On the other hand, according to an official of one large New York bank, problem loans in the energy industry is the hidden story in banking today. "Many of the problems won't surface until 1984 and 1985," he said, when the once-profitable drilling companies and oil service companies run out of cash and are unable to continue to pay.

The problems may spread to natural gas producers as well. Many smaller producers, who borrowed heavily, see their cash flows diminishing sharply, and like many oil drilling and service companies, will find it hard to repay their loans.

The shaky energy loans are held by many small and medium-sized banks--especially those in the West and Southwest, where much of the exploration, drilling and production occurs.

Penn Square National Bank, whose failure last July sent shock waves through the banking industry, was a major lender to oil drillers and oil service companies. Penn Square was a relatively new bank that grew rapidly by making oil loans. Many of its loans were made to poorly capitalized companies that were early victims to the sudden downturn in the Texas and Oklahoma oil economy.

With the recession in the oil lands continuing, many other energy banks and their customers are still to feel the impact.

"It's strange to think, isn't it, that Texas may be the weak link in the U.S. banking system?" remarked one top bank regulatory official.

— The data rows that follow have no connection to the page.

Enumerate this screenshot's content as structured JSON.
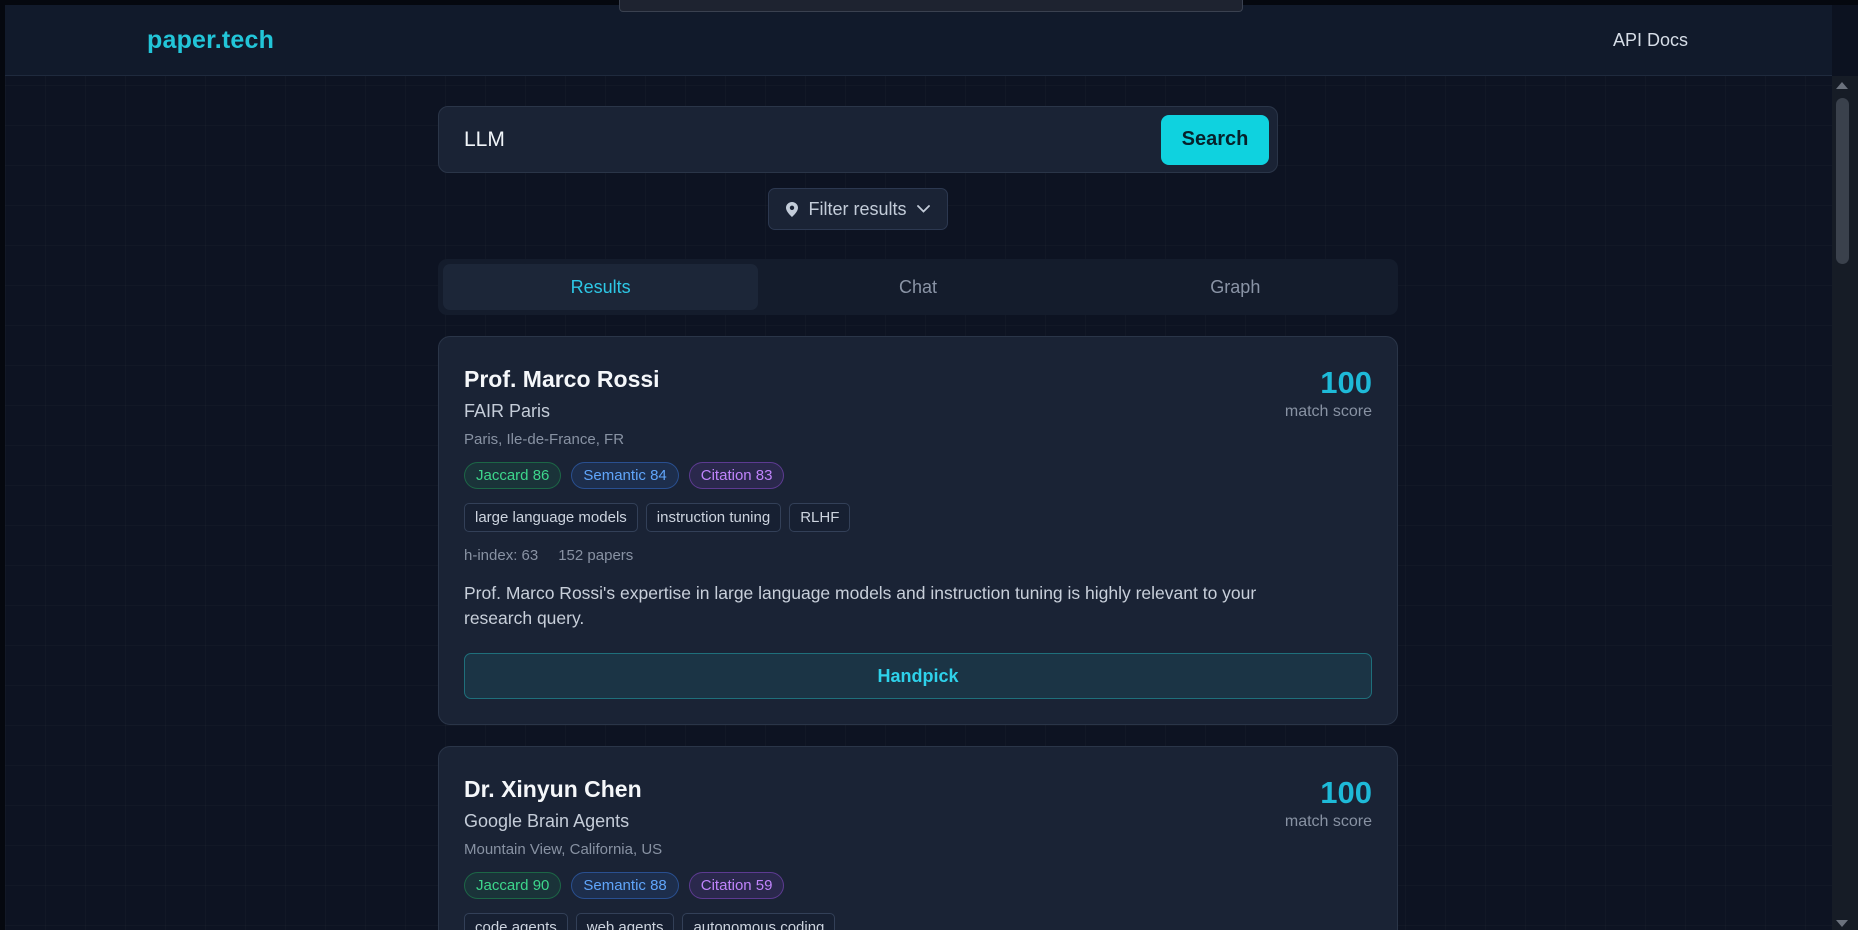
{
  "header": {
    "brand": "paper.tech",
    "api_docs": "API Docs"
  },
  "search": {
    "query": "LLM",
    "placeholder": "",
    "button": "Search"
  },
  "filter": {
    "label": "Filter results",
    "icon": "map-pin-icon",
    "chevron": "chevron-down-icon"
  },
  "tabs": [
    {
      "label": "Results",
      "active": true
    },
    {
      "label": "Chat",
      "active": false
    },
    {
      "label": "Graph",
      "active": false
    }
  ],
  "results": [
    {
      "name": "Prof. Marco Rossi",
      "org": "FAIR Paris",
      "location": "Paris, Ile-de-France, FR",
      "score": "100",
      "score_label": "match score",
      "metrics": {
        "jaccard": "Jaccard 86",
        "semantic": "Semantic 84",
        "citation": "Citation 83"
      },
      "tags": [
        "large language models",
        "instruction tuning",
        "RLHF"
      ],
      "h_index": "h-index: 63",
      "papers": "152 papers",
      "description": "Prof. Marco Rossi's expertise in large language models and instruction tuning is highly relevant to your research query.",
      "action": "Handpick"
    },
    {
      "name": "Dr. Xinyun Chen",
      "org": "Google Brain Agents",
      "location": "Mountain View, California, US",
      "score": "100",
      "score_label": "match score",
      "metrics": {
        "jaccard": "Jaccard 90",
        "semantic": "Semantic 88",
        "citation": "Citation 59"
      },
      "tags": [
        "code agents",
        "web agents",
        "autonomous coding"
      ]
    }
  ],
  "colors": {
    "accent": "#22c5d8",
    "background": "#0d1322",
    "card": "#1a2335",
    "jaccard": "#3dd68c",
    "semantic": "#60a5fa",
    "citation": "#c084fc"
  }
}
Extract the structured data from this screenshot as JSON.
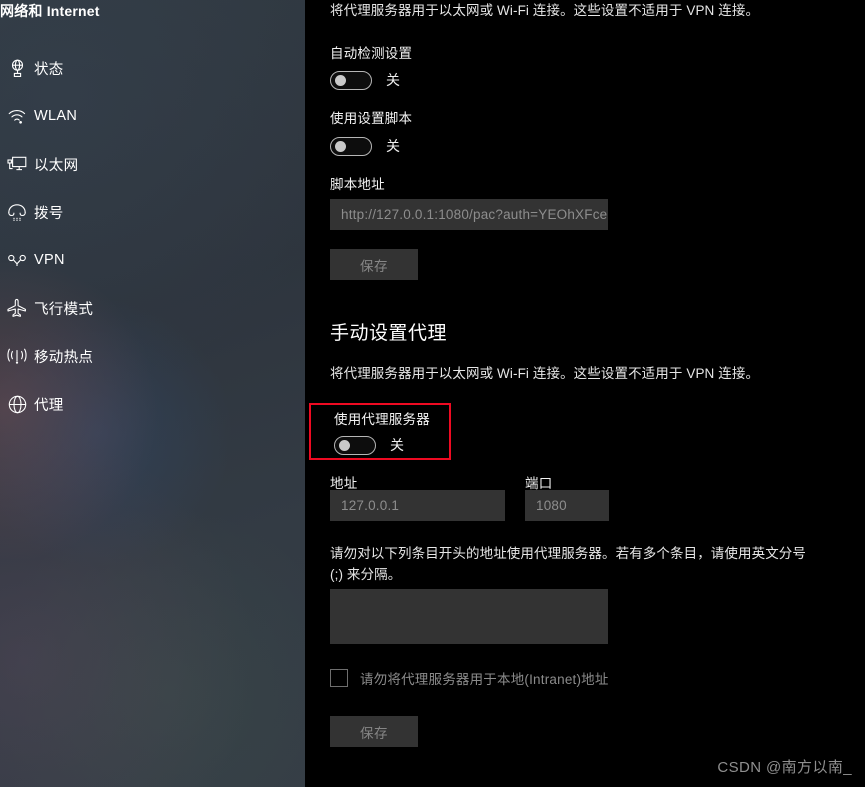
{
  "sidebar": {
    "title": "网络和 Internet",
    "items": [
      {
        "label": "状态",
        "icon": "network-status-icon"
      },
      {
        "label": "WLAN",
        "icon": "wifi-icon"
      },
      {
        "label": "以太网",
        "icon": "ethernet-icon"
      },
      {
        "label": "拨号",
        "icon": "dialup-phone-icon"
      },
      {
        "label": "VPN",
        "icon": "vpn-icon"
      },
      {
        "label": "飞行模式",
        "icon": "airplane-icon"
      },
      {
        "label": "移动热点",
        "icon": "hotspot-icon"
      },
      {
        "label": "代理",
        "icon": "globe-icon"
      }
    ]
  },
  "main": {
    "auto_setup": {
      "description": "将代理服务器用于以太网或 Wi-Fi 连接。这些设置不适用于 VPN 连接。",
      "auto_detect_label": "自动检测设置",
      "auto_detect_state": "关",
      "use_script_label": "使用设置脚本",
      "use_script_state": "关",
      "script_address_label": "脚本地址",
      "script_address_placeholder": "http://127.0.0.1:1080/pac?auth=YEOhXFce",
      "script_address_value": "",
      "save_label": "保存"
    },
    "manual_setup": {
      "heading": "手动设置代理",
      "description": "将代理服务器用于以太网或 Wi-Fi 连接。这些设置不适用于 VPN 连接。",
      "use_proxy_label": "使用代理服务器",
      "use_proxy_state": "关",
      "address_label": "地址",
      "address_placeholder": "127.0.0.1",
      "address_value": "",
      "port_label": "端口",
      "port_placeholder": "1080",
      "port_value": "",
      "exceptions_description": "请勿对以下列条目开头的地址使用代理服务器。若有多个条目，请使用英文分号 (;) 来分隔。",
      "exceptions_value": "",
      "bypass_local_label": "请勿将代理服务器用于本地(Intranet)地址",
      "bypass_local_checked": false,
      "save_label": "保存"
    }
  },
  "annotation": {
    "highlight_color": "#ef0a22"
  },
  "watermark": {
    "text": "CSDN @南方以南_"
  }
}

Because of the seriousness of the recession, there are many links that are strained, observes Albert R. Gamper Jr., senior vice president in charge of corporate planning for Manufacturers Hanover Trust Co. "It's a cross-section of the economy," Gamper said of the trouble spots. He noted there is a long list of major companies that have gone bankrupt: Wickes Cos., a major retailer; NuCorp, a major energy company; Braniff, a major airline.

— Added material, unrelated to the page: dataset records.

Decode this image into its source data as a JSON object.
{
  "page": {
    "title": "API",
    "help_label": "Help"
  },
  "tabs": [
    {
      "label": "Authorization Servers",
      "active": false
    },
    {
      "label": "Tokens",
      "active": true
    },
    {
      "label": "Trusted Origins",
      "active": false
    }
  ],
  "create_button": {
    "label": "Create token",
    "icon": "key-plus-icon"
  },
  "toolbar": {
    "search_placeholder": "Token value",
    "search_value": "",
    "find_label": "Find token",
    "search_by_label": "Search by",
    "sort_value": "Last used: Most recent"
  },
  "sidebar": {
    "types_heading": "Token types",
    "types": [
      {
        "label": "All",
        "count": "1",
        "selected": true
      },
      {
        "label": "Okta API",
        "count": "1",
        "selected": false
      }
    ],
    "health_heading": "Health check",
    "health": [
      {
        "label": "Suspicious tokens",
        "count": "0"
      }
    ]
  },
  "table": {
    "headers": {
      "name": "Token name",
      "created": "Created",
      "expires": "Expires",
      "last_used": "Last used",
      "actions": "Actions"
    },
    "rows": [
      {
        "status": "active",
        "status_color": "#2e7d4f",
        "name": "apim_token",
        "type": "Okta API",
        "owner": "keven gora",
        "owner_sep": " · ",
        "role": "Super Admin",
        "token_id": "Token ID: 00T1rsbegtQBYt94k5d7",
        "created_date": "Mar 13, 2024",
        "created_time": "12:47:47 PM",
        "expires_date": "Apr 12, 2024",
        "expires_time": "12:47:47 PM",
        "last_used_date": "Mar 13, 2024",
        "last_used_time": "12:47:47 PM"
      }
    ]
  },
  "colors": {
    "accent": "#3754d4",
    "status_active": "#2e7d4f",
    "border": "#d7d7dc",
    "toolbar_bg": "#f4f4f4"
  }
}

A number of other major companies remain on the ropes, including International Harvester, Tiger International, and Pan American, although the recent surge in airline travel is a godsend for Pan Am, analysts said. The failure of these companies would add to the strain on their bankers.

In addition, in many major cities there is a glut of new office buildings that have been financed by banks but so far not occupied by tenants.

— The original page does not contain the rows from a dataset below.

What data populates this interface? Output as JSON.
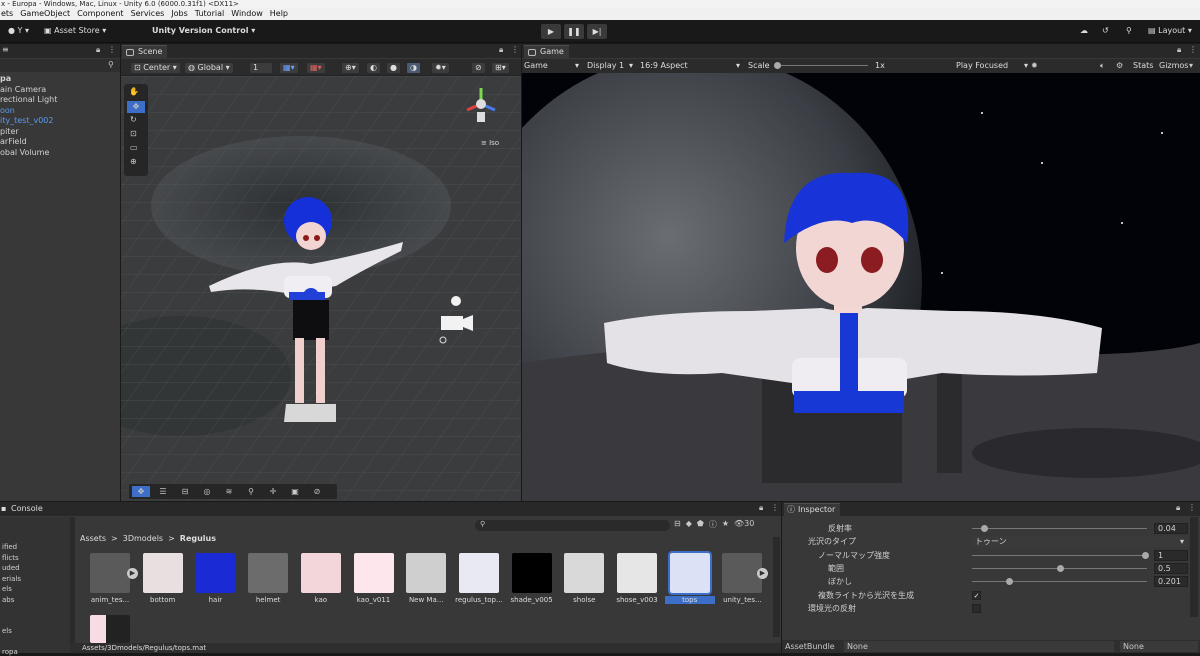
{
  "window": {
    "title": "x - Europa - Windows, Mac, Linux - Unity 6.0 (6000.0.31f1) <DX11>"
  },
  "menu": [
    "ets",
    "GameObject",
    "Component",
    "Services",
    "Jobs",
    "Tutorial",
    "Window",
    "Help"
  ],
  "toolbar": {
    "account": "Y",
    "asset_store": "Asset Store",
    "uvc": "Unity Version Control",
    "layout": "Layout"
  },
  "hierarchy": {
    "items": [
      {
        "label": "pa",
        "selected": false
      },
      {
        "label": "ain Camera",
        "selected": false
      },
      {
        "label": "rectional Light",
        "selected": false
      },
      {
        "label": "oon",
        "selected": true
      },
      {
        "label": "ity_test_v002",
        "selected": true
      },
      {
        "label": "piter",
        "selected": false
      },
      {
        "label": "arField",
        "selected": false
      },
      {
        "label": "obal Volume",
        "selected": false
      }
    ]
  },
  "scene": {
    "tab": "Scene",
    "pivot": "Center",
    "space": "Global",
    "snap": "1",
    "view_label": "Iso"
  },
  "game": {
    "tab": "Game",
    "mode": "Game",
    "display": "Display 1",
    "aspect": "16:9 Aspect",
    "scale_label": "Scale",
    "scale_value": "1x",
    "play_mode": "Play Focused",
    "stats": "Stats",
    "gizmos": "Gizmos"
  },
  "console": {
    "tab": "Console",
    "breadcrumb": [
      "Assets",
      "3Dmodels",
      "Regulus"
    ],
    "hidden_count": "30",
    "path": "Assets/3Dmodels/Regulus/tops.mat",
    "left_items": [
      "ified",
      "flicts",
      "uded",
      "erials",
      "els",
      "abs",
      "",
      "",
      "els",
      "",
      "ropa"
    ],
    "assets": [
      {
        "name": "anim_tes...",
        "color": "#5a5a5a"
      },
      {
        "name": "bottom",
        "color": "#e7dfe0"
      },
      {
        "name": "hair",
        "color": "#1a2bd6"
      },
      {
        "name": "helmet",
        "color": "#6c6c6c"
      },
      {
        "name": "kao",
        "color": "#f3d6da"
      },
      {
        "name": "kao_v011",
        "color": "#fde6ec"
      },
      {
        "name": "New Ma...",
        "color": "#cfcfcf"
      },
      {
        "name": "regulus_top...",
        "color": "#e9e9f3"
      },
      {
        "name": "shade_v005",
        "color": "#000000"
      },
      {
        "name": "sholse",
        "color": "#d9d9d9"
      },
      {
        "name": "shose_v003",
        "color": "#e6e6e6"
      },
      {
        "name": "tops",
        "color": "#dbe2f5"
      },
      {
        "name": "unity_tes...",
        "color": "#5a5a5a"
      }
    ]
  },
  "inspector": {
    "tab": "Inspector",
    "asset_bundle_label": "AssetBundle",
    "asset_bundle_value": "None",
    "asset_bundle_variant": "None",
    "rows": [
      {
        "label": "反射率",
        "indent": 2,
        "value": "0.04",
        "slider": 0.05
      },
      {
        "label": "光沢のタイプ",
        "indent": 0,
        "dropdown": "トゥーン"
      },
      {
        "label": "ノーマルマップ強度",
        "indent": 1,
        "value": "1",
        "slider": 1
      },
      {
        "label": "範囲",
        "indent": 2,
        "value": "0.5",
        "slider": 0.5
      },
      {
        "label": "ぼかし",
        "indent": 2,
        "value": "0.201",
        "slider": 0.2
      },
      {
        "label": "複数ライトから光沢を生成",
        "indent": 1,
        "checkbox": true
      },
      {
        "label": "環境光の反射",
        "indent": 0,
        "checkbox": false
      }
    ]
  },
  "colors": {
    "accent": "#3d6ec8",
    "selected_text": "#5b9bf0",
    "panel": "#383838",
    "toolbar": "#191919"
  }
}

If the banking industry has an overload of nonperforming assets, it also has a potload of cash to lend or otherwise invest. Money market deposit accounts, authorized by federal regulators last December to enable financial institutions to compete with money market mutual funds, have attracted tens of billions of new dollars.

Drexel Burnham's Fuller said the only large market open to banks in the near future is the consumer. Commercial and industrial loans will be flat or declining for the next year or more--as most companies seek to replace short-term bank debt with long-term bonds and need to borrow less because their cash flow improves in a recovery.

Banks will make as few international loans as they can. Commercial real estate lending also will decline.

"Banks have been reluctant to lower consumer interest rates too much," Fuller said. At the current level, he said, consumer loans return a very high margin, an important consideration for bank officials trying to maximize income at a time when more and more loans are going sour.

"But if they're going to get profits growing, they've got to get new loan business," Fuller said.

Consumers, however, are very sensitive to rates. The automobile companies, which have been offering rates as low as 8.8 percent on new car loans, have cut the banks out of the auto market.

"They've got to cut consumer loan rates," Fuller said.

Like all interest rates, consumer rates have come down in the last year, although not as fast as other rates. But a big cut in consumer loan rates will be bitterly resisted by many banks, especially larger ones. Many banks have spent the last five years trying to acclimate consumers to paying higher rates. Many banks have moved their credit card operations to South Dakota or Delaware to avoid usury laws in their home states.

But one banker noted the consumer will be a strong, good borrower if the banks go after the business. "We can't sit around and wait for corporations. We don't want to boost international lending too much. For the next six months to a year, the consumer should be our best customer."